“You’ll be OK,” my friend Eliza said when I got my period on the evening of December 15. We were leaving for New York City that night, and I was nervous about how my cramps and mood swings would put a damper on the next day’s activities, which included a big trip to the Museum of Natural History that I’d planned with my partner, Tony, and his seven-year-old daughter, Willa.
“Probably not,” I responded as I packed the Advil and THC salve into my bag in Hudson. I knew how I could seem absolutely fine one moment, only to have an out-of-control premenstrual dysphoric disorder meltdown come on. But I was hopeful, since the PMDD episodes usually came pre-bleeding, and, though I’d experienced some major irritability, I hadn’t had what I’d call “an outburst.” Maybe I’d gotten out of December scot-free. Could I be so lucky?
The next morning, I’d woken up so excited. The four of us — Tony, Willa, Eliza, and me — ate breakfast at the Waverly Diner, which was lovely, and I was relieved at how normal I was feeling. Then, outside the diner, walking to the subway, Tony told me his way to get to the Museum of Natural History was faster than what I’d suggested. I felt the physical PMDD symptoms kick in hard and fast.
Tony describes it as a black cloak dropping over my entire body; he calls it the female Incredible Hulk. In a millisecond, my body is prickling with paranoia, pulsing with rage, heavy with sadness and anger. We walked underground and Eliza asked if I was OK as Tony walked away from me momentarily. I began crying telling her how angry I was. She looked concerned, her eyes so loving. And a little fearful, the same way Tony looks at me during PMDD, the same way I look at myself, a way that breaks my heart.
The Museum of Natural History is not the ideal venue for a PMDD episode — I already felt simultaneously disconnected from reality, while reality felt high definition, which was only exacerbated by the fossil of the Tyrannosaurus rex. I couldn’t trust myself or my emotions.

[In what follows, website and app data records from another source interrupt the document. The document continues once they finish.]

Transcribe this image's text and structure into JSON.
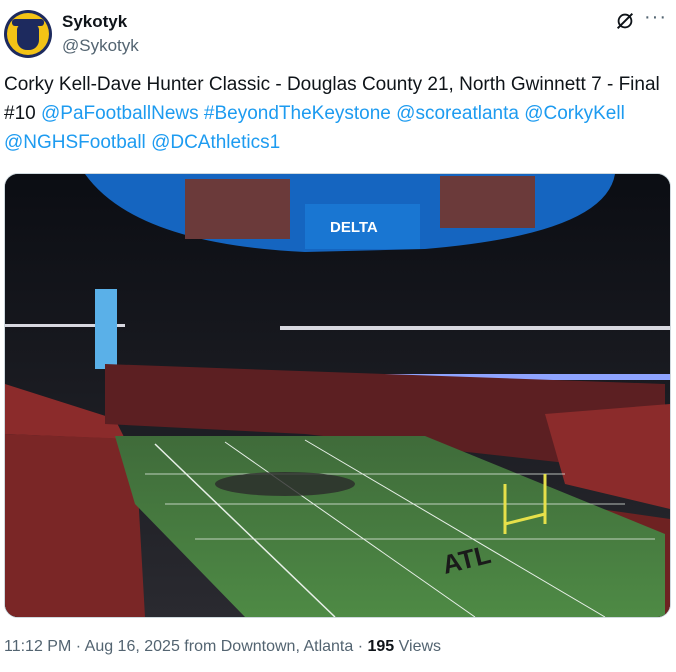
{
  "author": {
    "name": "Sykotyk",
    "handle": "@Sykotyk"
  },
  "tweet": {
    "text_plain": "Corky Kell-Dave Hunter Classic - Douglas County 21, North Gwinnett 7 - Final #10",
    "mentions": [
      "@PaFootballNews",
      "#BeyondTheKeystone",
      "@scoreatlanta",
      "@CorkyKell",
      "@NGHSFootball",
      "@DCAthletics1"
    ]
  },
  "media": {
    "banner_text": "DELTA",
    "end_zone_text": "ATL"
  },
  "footer": {
    "time": "11:12 PM",
    "date": "Aug 16, 2025",
    "location": "from Downtown, Atlanta",
    "views_count": "195",
    "views_label": "Views"
  },
  "icons": [
    "grok-icon",
    "more-icon"
  ],
  "colors": {
    "link": "#1d9bf0",
    "secondary": "#536471"
  }
}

I noticed my crumpled-up ticket in the coat of my pocket. My hand was in a sweaty balled fist. It was shredded and wet. Was that a panic or anxiety attack? A rage attack? Tony tells me he knows exactly when I am in PMDD because I use the words always and never, tell him he’s an “asshole,” and text the phrase “WTF” with a bunch of exclamation points and question marks. This has happened without fail every month. We now have a deal that I am not allowed to text him swear words during PMDD week, even in acronym form. But FTS! (Fuck that shit.) Just kidding.

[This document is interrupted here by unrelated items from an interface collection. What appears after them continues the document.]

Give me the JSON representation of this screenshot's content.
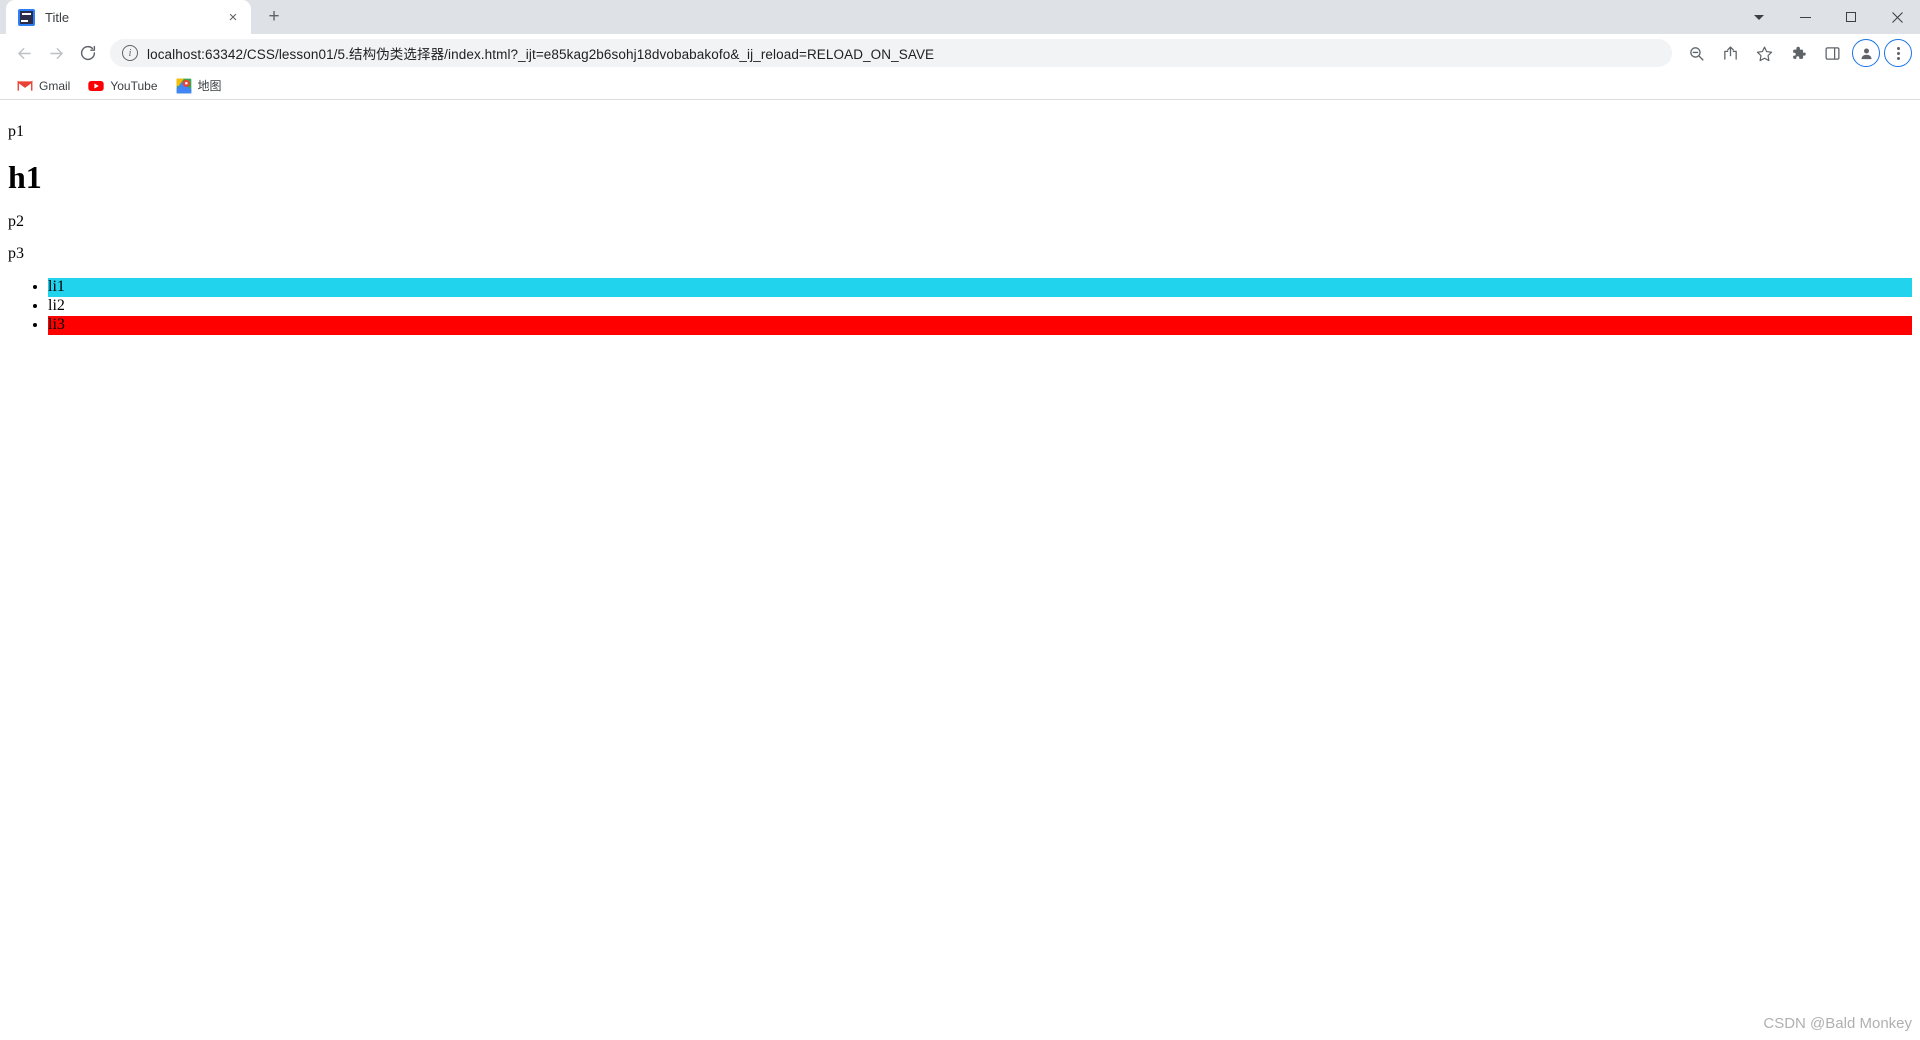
{
  "window": {
    "minimize_label": "Minimize",
    "maximize_label": "Maximize",
    "close_label": "Close",
    "tab_search_label": "Search tabs"
  },
  "tabs": [
    {
      "title": "Title",
      "favicon": "intellij-idea-icon",
      "close_label": "×"
    }
  ],
  "new_tab_label": "+",
  "toolbar": {
    "back_label": "Back",
    "forward_label": "Forward",
    "reload_label": "Reload",
    "site_info_label": "i",
    "url": "localhost:63342/CSS/lesson01/5.结构伪类选择器/index.html?_ijt=e85kag2b6sohj18dvobabakofo&_ij_reload=RELOAD_ON_SAVE",
    "url_placeholder": "Search Google or type a URL",
    "zoom_label": "Zoom",
    "share_label": "Share this page",
    "bookmark_label": "Bookmark this tab",
    "extensions_label": "Extensions",
    "sidepanel_label": "Side panel",
    "profile_label": "Profile",
    "menu_label": "Customize and control Google Chrome"
  },
  "bookmarks": [
    {
      "label": "Gmail",
      "icon": "gmail-icon"
    },
    {
      "label": "YouTube",
      "icon": "youtube-icon"
    },
    {
      "label": "地图",
      "icon": "google-maps-icon"
    }
  ],
  "page": {
    "paragraph1": "p1",
    "heading1": "h1",
    "paragraph2": "p2",
    "paragraph3": "p3",
    "list_items": [
      {
        "text": "li1",
        "background": "#22d3ee",
        "color": "#000000"
      },
      {
        "text": "li2",
        "background": "transparent",
        "color": "#000000"
      },
      {
        "text": "li3",
        "background": "#fe0000",
        "color": "#000000"
      }
    ],
    "watermark": "CSDN @Bald Monkey"
  },
  "colors": {
    "chrome_tabstrip": "#dee1e6",
    "omnibox": "#f1f3f4",
    "accent_blue": "#1a73e8",
    "li1_cyan": "#22d3ee",
    "li3_red": "#fe0000"
  }
}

First up at the museum was the butterfly conservatory. I watched the metallic butterflies and could barely stand their beauty. Then we attended a 4-D movie titled Dark Universe, narrated by Neil deGrasse Tyson (who Tony says should narrate the PMDD-episode descriptions of my book). The description of the film: “Dark Universe examines the invisible dark matter underlying galaxies that, together with dark energy, accounts for that other 95 percent of the universe’s total energy and mass.”

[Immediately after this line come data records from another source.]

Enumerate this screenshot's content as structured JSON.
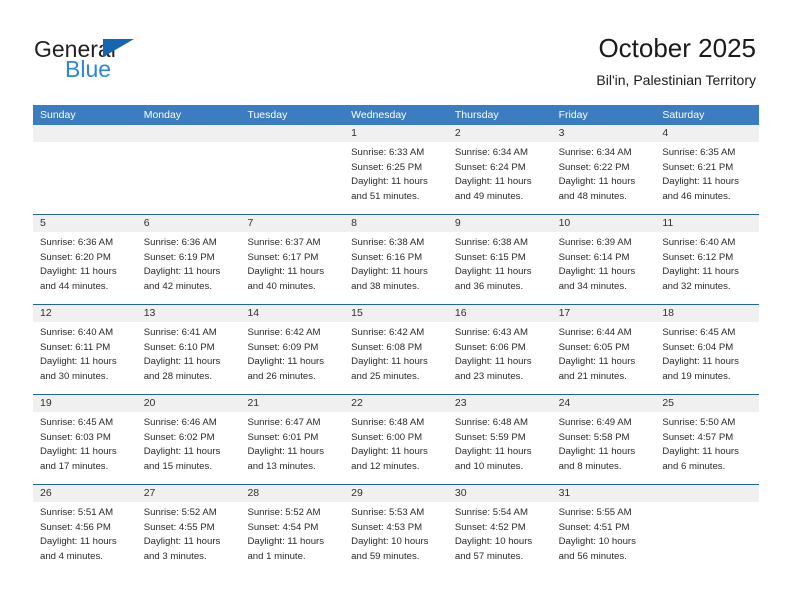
{
  "brand": {
    "name_top": "General",
    "name_bottom": "Blue",
    "triangle_icon": "triangle-icon",
    "color_dark": "#231f20",
    "color_blue": "#2e86d6",
    "color_triangle": "#1565b0"
  },
  "header": {
    "title": "October 2025",
    "subtitle": "Bil'in, Palestinian Territory"
  },
  "theme": {
    "header_bg": "#3b7dc0",
    "row_divider": "#1f63ab",
    "day_number_bg": "#f0f0f0",
    "text": "#2a2a2a"
  },
  "calendar": {
    "weekdays": [
      "Sunday",
      "Monday",
      "Tuesday",
      "Wednesday",
      "Thursday",
      "Friday",
      "Saturday"
    ],
    "weeks": [
      [
        {
          "day": "",
          "lines": []
        },
        {
          "day": "",
          "lines": []
        },
        {
          "day": "",
          "lines": []
        },
        {
          "day": "1",
          "lines": [
            "Sunrise: 6:33 AM",
            "Sunset: 6:25 PM",
            "Daylight: 11 hours",
            "and 51 minutes."
          ]
        },
        {
          "day": "2",
          "lines": [
            "Sunrise: 6:34 AM",
            "Sunset: 6:24 PM",
            "Daylight: 11 hours",
            "and 49 minutes."
          ]
        },
        {
          "day": "3",
          "lines": [
            "Sunrise: 6:34 AM",
            "Sunset: 6:22 PM",
            "Daylight: 11 hours",
            "and 48 minutes."
          ]
        },
        {
          "day": "4",
          "lines": [
            "Sunrise: 6:35 AM",
            "Sunset: 6:21 PM",
            "Daylight: 11 hours",
            "and 46 minutes."
          ]
        }
      ],
      [
        {
          "day": "5",
          "lines": [
            "Sunrise: 6:36 AM",
            "Sunset: 6:20 PM",
            "Daylight: 11 hours",
            "and 44 minutes."
          ]
        },
        {
          "day": "6",
          "lines": [
            "Sunrise: 6:36 AM",
            "Sunset: 6:19 PM",
            "Daylight: 11 hours",
            "and 42 minutes."
          ]
        },
        {
          "day": "7",
          "lines": [
            "Sunrise: 6:37 AM",
            "Sunset: 6:17 PM",
            "Daylight: 11 hours",
            "and 40 minutes."
          ]
        },
        {
          "day": "8",
          "lines": [
            "Sunrise: 6:38 AM",
            "Sunset: 6:16 PM",
            "Daylight: 11 hours",
            "and 38 minutes."
          ]
        },
        {
          "day": "9",
          "lines": [
            "Sunrise: 6:38 AM",
            "Sunset: 6:15 PM",
            "Daylight: 11 hours",
            "and 36 minutes."
          ]
        },
        {
          "day": "10",
          "lines": [
            "Sunrise: 6:39 AM",
            "Sunset: 6:14 PM",
            "Daylight: 11 hours",
            "and 34 minutes."
          ]
        },
        {
          "day": "11",
          "lines": [
            "Sunrise: 6:40 AM",
            "Sunset: 6:12 PM",
            "Daylight: 11 hours",
            "and 32 minutes."
          ]
        }
      ],
      [
        {
          "day": "12",
          "lines": [
            "Sunrise: 6:40 AM",
            "Sunset: 6:11 PM",
            "Daylight: 11 hours",
            "and 30 minutes."
          ]
        },
        {
          "day": "13",
          "lines": [
            "Sunrise: 6:41 AM",
            "Sunset: 6:10 PM",
            "Daylight: 11 hours",
            "and 28 minutes."
          ]
        },
        {
          "day": "14",
          "lines": [
            "Sunrise: 6:42 AM",
            "Sunset: 6:09 PM",
            "Daylight: 11 hours",
            "and 26 minutes."
          ]
        },
        {
          "day": "15",
          "lines": [
            "Sunrise: 6:42 AM",
            "Sunset: 6:08 PM",
            "Daylight: 11 hours",
            "and 25 minutes."
          ]
        },
        {
          "day": "16",
          "lines": [
            "Sunrise: 6:43 AM",
            "Sunset: 6:06 PM",
            "Daylight: 11 hours",
            "and 23 minutes."
          ]
        },
        {
          "day": "17",
          "lines": [
            "Sunrise: 6:44 AM",
            "Sunset: 6:05 PM",
            "Daylight: 11 hours",
            "and 21 minutes."
          ]
        },
        {
          "day": "18",
          "lines": [
            "Sunrise: 6:45 AM",
            "Sunset: 6:04 PM",
            "Daylight: 11 hours",
            "and 19 minutes."
          ]
        }
      ],
      [
        {
          "day": "19",
          "lines": [
            "Sunrise: 6:45 AM",
            "Sunset: 6:03 PM",
            "Daylight: 11 hours",
            "and 17 minutes."
          ]
        },
        {
          "day": "20",
          "lines": [
            "Sunrise: 6:46 AM",
            "Sunset: 6:02 PM",
            "Daylight: 11 hours",
            "and 15 minutes."
          ]
        },
        {
          "day": "21",
          "lines": [
            "Sunrise: 6:47 AM",
            "Sunset: 6:01 PM",
            "Daylight: 11 hours",
            "and 13 minutes."
          ]
        },
        {
          "day": "22",
          "lines": [
            "Sunrise: 6:48 AM",
            "Sunset: 6:00 PM",
            "Daylight: 11 hours",
            "and 12 minutes."
          ]
        },
        {
          "day": "23",
          "lines": [
            "Sunrise: 6:48 AM",
            "Sunset: 5:59 PM",
            "Daylight: 11 hours",
            "and 10 minutes."
          ]
        },
        {
          "day": "24",
          "lines": [
            "Sunrise: 6:49 AM",
            "Sunset: 5:58 PM",
            "Daylight: 11 hours",
            "and 8 minutes."
          ]
        },
        {
          "day": "25",
          "lines": [
            "Sunrise: 5:50 AM",
            "Sunset: 4:57 PM",
            "Daylight: 11 hours",
            "and 6 minutes."
          ]
        }
      ],
      [
        {
          "day": "26",
          "lines": [
            "Sunrise: 5:51 AM",
            "Sunset: 4:56 PM",
            "Daylight: 11 hours",
            "and 4 minutes."
          ]
        },
        {
          "day": "27",
          "lines": [
            "Sunrise: 5:52 AM",
            "Sunset: 4:55 PM",
            "Daylight: 11 hours",
            "and 3 minutes."
          ]
        },
        {
          "day": "28",
          "lines": [
            "Sunrise: 5:52 AM",
            "Sunset: 4:54 PM",
            "Daylight: 11 hours",
            "and 1 minute."
          ]
        },
        {
          "day": "29",
          "lines": [
            "Sunrise: 5:53 AM",
            "Sunset: 4:53 PM",
            "Daylight: 10 hours",
            "and 59 minutes."
          ]
        },
        {
          "day": "30",
          "lines": [
            "Sunrise: 5:54 AM",
            "Sunset: 4:52 PM",
            "Daylight: 10 hours",
            "and 57 minutes."
          ]
        },
        {
          "day": "31",
          "lines": [
            "Sunrise: 5:55 AM",
            "Sunset: 4:51 PM",
            "Daylight: 10 hours",
            "and 56 minutes."
          ]
        },
        {
          "day": "",
          "lines": []
        }
      ]
    ]
  }
}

The movie began, and there were sparkles of pink and blue falling over us. I could not retain one fact. Tony leaned over and began sternly speaking to me, because any time he reached out, I ignored him. He started saying that he knew this was PMDD energy coming at him. That it was familiar. That he wanted to have a good day with his daughter. Was I able to have a good day? Because if not, I should go my way for the day and he should go his.